“The book represents a long overdue and authoritative introduction to the “animal turn” in 21st century literature and, perhaps even more essential, in literary criticism.” (Marion Copeland, Independent Scholar, The Center for Animals and Public Policy, Tufts University, USA)

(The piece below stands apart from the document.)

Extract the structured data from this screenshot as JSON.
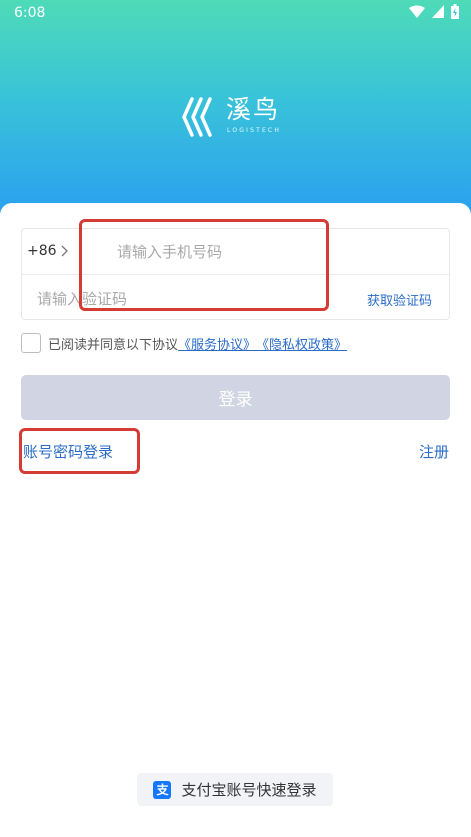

This book is about ordinary animals and how they are imagined in twenty-first century fiction. Examining contemporary animal representations and the fraught and potent distinctions humans fashion between themselves and all other animals, it asks how a range of novels make, re-make or un-make traditional conceptions of the creatures we love, admire, eat, vilify and abuse. Other Animals’ detailed readings of horses, an animalised human, a donkey, ants, chickens and chimpanzees develop new critical practices in Literary Animal Studies. They explore the connections between fictional animal representation, narrative form, ethics, and the lives and warm bodies of the real-world creatures that precede and exceed our imagination. Human-animal relationships are conditioned by our imaginative shapings of other animals, and by our sense of distinction from them, and Other Animals opens out how fictional animal forms and tropes respond to, participate in, or challenge the ways animals’ lives are lived out in consequence of human imaginings of them.